Would you work out how many lines below include the word "background"? Only that number is wanted.

(Beginning of Exercise materials)

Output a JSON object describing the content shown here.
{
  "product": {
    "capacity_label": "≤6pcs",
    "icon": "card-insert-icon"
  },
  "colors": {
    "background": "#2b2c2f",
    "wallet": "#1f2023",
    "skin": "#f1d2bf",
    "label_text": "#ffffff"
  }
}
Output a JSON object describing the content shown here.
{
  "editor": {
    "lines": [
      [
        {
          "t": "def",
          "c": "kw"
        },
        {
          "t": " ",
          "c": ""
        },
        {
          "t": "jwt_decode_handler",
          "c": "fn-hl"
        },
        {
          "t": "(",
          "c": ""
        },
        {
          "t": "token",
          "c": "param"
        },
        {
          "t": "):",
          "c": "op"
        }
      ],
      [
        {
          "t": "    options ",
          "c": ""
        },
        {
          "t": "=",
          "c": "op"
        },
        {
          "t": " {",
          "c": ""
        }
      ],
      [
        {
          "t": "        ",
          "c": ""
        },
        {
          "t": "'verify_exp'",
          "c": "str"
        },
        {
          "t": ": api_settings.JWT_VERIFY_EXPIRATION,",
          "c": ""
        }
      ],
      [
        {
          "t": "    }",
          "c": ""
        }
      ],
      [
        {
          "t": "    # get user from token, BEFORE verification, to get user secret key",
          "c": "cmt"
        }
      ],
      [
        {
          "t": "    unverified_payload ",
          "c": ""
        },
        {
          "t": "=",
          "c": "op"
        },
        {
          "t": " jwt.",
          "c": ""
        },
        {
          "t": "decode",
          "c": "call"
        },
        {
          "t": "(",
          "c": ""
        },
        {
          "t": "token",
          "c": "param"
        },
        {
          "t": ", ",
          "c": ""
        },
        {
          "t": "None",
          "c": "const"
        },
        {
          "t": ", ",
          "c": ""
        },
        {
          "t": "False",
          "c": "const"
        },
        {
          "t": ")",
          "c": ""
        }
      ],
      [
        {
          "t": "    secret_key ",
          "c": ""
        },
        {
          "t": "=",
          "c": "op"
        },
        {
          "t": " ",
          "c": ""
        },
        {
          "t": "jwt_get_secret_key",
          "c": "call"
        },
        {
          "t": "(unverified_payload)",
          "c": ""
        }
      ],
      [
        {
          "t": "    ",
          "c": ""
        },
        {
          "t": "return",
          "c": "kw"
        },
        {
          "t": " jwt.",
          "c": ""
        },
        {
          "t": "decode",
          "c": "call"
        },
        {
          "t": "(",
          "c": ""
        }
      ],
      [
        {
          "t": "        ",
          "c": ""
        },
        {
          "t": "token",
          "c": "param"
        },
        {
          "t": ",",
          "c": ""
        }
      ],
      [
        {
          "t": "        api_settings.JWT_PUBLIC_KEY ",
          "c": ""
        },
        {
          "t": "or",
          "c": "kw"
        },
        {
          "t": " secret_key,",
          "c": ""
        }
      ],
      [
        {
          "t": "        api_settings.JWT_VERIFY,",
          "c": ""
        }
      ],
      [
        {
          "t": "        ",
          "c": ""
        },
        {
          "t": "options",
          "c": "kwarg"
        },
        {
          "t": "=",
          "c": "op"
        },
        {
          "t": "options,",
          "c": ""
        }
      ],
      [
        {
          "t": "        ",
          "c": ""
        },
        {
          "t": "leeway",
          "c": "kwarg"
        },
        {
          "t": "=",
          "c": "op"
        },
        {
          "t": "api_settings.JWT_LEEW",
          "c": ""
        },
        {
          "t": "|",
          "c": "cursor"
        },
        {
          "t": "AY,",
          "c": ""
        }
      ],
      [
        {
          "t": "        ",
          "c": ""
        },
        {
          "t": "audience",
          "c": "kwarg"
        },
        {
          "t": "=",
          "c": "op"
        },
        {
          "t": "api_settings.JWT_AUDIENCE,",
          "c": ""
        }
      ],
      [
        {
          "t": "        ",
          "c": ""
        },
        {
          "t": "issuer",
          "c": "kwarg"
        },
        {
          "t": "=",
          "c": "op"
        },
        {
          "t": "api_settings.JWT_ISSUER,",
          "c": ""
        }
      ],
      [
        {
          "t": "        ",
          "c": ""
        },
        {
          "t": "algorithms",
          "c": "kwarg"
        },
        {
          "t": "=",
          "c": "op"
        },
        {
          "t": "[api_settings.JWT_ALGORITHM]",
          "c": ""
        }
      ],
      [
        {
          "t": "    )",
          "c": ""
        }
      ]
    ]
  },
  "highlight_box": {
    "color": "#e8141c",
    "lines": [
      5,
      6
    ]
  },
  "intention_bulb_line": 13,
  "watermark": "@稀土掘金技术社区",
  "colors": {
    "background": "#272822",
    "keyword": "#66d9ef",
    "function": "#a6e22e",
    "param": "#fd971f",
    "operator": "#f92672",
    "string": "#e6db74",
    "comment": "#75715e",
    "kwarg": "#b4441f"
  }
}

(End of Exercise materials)

* [Expected output]:
2